“Soon after Gov. Abbott signed this disgraceful law, community groups announced a summer of resistance against SB 4, calling on elected officials to file challenges against the law in court,” Casar said, refering to Senate Bill 4. “City leaders have responded swiftly. Upon filing suit against the State of Texas tomorrow morning, El Paso, El Cenizo, San Antonio and Austin all will have responded to the community’s call.”

The lawsuit alleges SB 4 violates the First, Fourth and Fourteenth Amendments of the U.S. Constitution. It names the State of Texas, Gov. Greg Abbott and Attorney General Ken Paxton as defendants.

As the story notes, Austin City Council had previously voted to pursue litigation, so this is the culmination of that vote. This lawsuit joins with the other lawsuits already in progress. MALDEF attorney Saenz is quoted in the Trib story saying that the Austin/San Antonio suits will likely be combined with the El Cenizo/Maverick County one at some point, but until then and before the September 1 implementation date there’s plenty of time for motions and discovery.

San Antonio’s decision to file suit was a bit contentious as Mayor Ivy Taylor did not want to get involved, at least at this time. That stance has become an issue in the Mayoral runoff.

Taylor’s move gives her an 11th-hour wedge issue in her mayoral runoff campaign. Her challenger, Councilman Ron Nirenberg, supports the lawsuit and Taylor is banking on the idea that North Side conservatives will remember that when they go to the polls.

Nirenberg said in a Thursday statement that he hopes the lawsuit “will bring a fast and final resolution on the constitutionality of the law so our local law enforcement can move forward with the job of protecting the people of San Antonio.”

Taylor was joined in her anti-lawsuit stance by North Side council members Joe Krier and Mike Gallagher. Like Taylor, Gallagher suggested that the city should work in coordination with the state’s other major cities before committing to litigation. Krier said the council should have voted in an open session, with full transparency and the chance for public discussion.

I agree with that point. That’s how Austin handled it, with a May 18 council vote to file suit over SB 4. By definition, City Council makes policy and deciding to participate in this lawsuit is a major policy move.
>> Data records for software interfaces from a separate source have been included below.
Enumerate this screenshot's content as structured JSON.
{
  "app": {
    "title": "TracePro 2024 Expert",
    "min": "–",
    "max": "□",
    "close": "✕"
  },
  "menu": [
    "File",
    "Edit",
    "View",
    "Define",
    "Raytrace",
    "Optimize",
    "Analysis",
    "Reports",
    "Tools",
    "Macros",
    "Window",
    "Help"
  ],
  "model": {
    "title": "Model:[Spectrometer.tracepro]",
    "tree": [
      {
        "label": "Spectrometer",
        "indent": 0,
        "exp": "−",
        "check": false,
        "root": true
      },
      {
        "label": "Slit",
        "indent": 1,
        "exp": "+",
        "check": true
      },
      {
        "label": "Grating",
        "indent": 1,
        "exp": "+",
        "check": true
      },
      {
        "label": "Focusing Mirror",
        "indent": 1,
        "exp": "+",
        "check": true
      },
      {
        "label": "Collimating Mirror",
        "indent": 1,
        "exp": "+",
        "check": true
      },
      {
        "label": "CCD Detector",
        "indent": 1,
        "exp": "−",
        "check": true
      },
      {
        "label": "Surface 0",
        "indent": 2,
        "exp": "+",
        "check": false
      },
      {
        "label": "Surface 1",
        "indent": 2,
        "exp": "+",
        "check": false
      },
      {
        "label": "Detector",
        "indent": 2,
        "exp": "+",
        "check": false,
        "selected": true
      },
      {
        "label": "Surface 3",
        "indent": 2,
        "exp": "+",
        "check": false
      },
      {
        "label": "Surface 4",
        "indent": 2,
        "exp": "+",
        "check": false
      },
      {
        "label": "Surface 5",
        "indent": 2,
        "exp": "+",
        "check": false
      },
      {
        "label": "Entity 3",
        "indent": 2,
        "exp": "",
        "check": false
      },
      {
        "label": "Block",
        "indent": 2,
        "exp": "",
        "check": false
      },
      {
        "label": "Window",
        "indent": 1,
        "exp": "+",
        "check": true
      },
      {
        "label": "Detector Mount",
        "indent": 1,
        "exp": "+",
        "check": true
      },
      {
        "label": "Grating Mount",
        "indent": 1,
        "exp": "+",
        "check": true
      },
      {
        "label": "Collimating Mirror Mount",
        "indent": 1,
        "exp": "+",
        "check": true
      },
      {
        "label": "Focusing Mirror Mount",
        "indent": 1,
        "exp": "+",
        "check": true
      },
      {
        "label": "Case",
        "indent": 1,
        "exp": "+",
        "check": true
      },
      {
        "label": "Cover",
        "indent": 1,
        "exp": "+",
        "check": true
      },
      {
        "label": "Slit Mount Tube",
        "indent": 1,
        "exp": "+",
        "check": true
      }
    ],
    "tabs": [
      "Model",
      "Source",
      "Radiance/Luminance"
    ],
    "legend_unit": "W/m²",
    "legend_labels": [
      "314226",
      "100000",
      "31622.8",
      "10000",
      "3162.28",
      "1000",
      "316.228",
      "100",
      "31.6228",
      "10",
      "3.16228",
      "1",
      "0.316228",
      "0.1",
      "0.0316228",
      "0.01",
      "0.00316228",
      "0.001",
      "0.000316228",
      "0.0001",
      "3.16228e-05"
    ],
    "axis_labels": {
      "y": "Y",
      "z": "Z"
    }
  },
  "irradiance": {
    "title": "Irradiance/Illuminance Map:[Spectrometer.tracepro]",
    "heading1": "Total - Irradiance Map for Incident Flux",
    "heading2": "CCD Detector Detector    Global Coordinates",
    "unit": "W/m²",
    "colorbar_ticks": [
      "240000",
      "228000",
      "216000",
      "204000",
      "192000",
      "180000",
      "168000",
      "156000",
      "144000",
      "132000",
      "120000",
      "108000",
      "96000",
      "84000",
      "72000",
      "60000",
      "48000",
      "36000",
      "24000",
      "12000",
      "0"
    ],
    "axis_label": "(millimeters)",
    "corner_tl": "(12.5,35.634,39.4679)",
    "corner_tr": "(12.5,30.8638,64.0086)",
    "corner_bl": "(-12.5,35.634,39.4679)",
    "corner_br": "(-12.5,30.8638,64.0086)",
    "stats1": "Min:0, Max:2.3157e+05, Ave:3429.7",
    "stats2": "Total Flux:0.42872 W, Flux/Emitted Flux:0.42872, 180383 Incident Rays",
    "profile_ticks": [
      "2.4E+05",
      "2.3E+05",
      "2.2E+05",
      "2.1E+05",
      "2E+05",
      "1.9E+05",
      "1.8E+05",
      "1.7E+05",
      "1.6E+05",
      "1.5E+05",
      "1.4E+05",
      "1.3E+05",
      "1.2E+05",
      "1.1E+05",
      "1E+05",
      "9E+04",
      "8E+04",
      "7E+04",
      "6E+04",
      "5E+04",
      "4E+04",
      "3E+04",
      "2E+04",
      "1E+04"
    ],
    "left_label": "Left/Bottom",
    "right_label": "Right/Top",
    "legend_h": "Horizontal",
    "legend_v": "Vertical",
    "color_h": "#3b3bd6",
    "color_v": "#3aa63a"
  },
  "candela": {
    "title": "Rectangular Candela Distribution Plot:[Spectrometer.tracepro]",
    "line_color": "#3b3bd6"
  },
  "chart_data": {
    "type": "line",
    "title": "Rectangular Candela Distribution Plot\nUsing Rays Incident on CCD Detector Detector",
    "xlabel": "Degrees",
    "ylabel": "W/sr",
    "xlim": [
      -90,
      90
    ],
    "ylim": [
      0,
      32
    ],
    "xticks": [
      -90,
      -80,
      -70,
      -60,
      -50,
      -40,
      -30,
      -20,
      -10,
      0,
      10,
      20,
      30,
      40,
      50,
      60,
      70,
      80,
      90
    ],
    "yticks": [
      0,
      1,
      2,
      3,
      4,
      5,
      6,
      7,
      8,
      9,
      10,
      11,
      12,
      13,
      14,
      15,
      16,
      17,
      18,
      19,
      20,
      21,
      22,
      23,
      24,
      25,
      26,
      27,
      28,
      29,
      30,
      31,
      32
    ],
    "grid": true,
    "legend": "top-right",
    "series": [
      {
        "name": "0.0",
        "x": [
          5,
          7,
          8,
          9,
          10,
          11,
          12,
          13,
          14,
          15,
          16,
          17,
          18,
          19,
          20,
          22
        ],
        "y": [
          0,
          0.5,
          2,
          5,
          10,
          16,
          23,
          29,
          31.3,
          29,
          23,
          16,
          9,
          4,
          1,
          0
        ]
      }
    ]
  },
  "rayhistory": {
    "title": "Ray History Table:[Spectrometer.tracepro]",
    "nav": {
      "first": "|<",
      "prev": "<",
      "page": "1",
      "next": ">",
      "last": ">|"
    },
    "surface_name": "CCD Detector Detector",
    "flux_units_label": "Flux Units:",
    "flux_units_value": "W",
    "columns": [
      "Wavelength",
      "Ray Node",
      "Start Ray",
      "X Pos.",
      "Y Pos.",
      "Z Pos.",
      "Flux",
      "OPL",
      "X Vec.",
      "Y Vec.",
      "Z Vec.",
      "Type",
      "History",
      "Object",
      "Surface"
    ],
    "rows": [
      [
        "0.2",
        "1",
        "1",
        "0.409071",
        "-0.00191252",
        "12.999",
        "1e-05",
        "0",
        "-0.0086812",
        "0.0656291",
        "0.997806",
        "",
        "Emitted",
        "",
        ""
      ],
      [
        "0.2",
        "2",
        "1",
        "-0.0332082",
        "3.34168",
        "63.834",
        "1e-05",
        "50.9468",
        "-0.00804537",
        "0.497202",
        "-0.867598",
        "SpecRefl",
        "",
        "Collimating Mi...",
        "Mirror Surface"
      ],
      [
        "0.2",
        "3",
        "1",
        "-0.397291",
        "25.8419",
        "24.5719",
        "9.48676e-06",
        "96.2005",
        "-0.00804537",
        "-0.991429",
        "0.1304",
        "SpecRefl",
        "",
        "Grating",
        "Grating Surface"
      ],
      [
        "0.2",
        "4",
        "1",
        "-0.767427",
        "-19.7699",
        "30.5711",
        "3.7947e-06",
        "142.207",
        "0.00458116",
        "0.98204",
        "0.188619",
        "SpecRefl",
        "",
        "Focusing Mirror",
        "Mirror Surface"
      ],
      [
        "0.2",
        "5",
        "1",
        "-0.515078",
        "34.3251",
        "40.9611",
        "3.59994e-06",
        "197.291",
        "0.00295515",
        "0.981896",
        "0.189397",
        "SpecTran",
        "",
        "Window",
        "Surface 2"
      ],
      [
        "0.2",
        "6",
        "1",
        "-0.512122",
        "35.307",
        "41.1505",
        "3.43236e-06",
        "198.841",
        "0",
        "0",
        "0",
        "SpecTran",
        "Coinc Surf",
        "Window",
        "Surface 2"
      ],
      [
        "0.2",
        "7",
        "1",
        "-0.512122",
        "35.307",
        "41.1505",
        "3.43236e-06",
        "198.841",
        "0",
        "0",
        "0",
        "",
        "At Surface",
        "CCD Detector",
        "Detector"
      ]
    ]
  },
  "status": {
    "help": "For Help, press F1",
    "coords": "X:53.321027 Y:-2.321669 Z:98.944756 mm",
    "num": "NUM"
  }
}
In the words of former New York Jets head coach Herm Edwards, “Put your name on it.”

Saldaña agrees with the calls for transparency, but said San Antonio was running out of time because Austin and other cities are looking to S.A. to decide how they should proceed against SB 4, which goes into effect on September 1.

“The question that I posed to the mayor and the manager (Sheryl Sculley) and our city attorney was, ‘What is the best way to move quickly?’ And they said, ‘Let’s first discuss this in executive session and see what folks have an appetite for.’ But it kept getting stalled and several weeks passed from the time I originally proposed this,” Saldaña said.

“The people who are most in favor of getting it up for a (public) vote are just trying to delay the action that we’re taking. And Councilman Krier was one of them.”

Saldaña pointed out that Krier had no objections in 2014 when the council made an executive-session decision to file lawsuits against the police and fire unions over the city’s collective-bargaining agreements.

Here’s a list of statements by the Mayor and Council members following the vote to file suit. The runoff concludes June 10, so we ought to have some feedback on the political effect shortly. In the meantime, all eyes remain on Houston and Mayor Turner. ThinkProgress and the Current have more.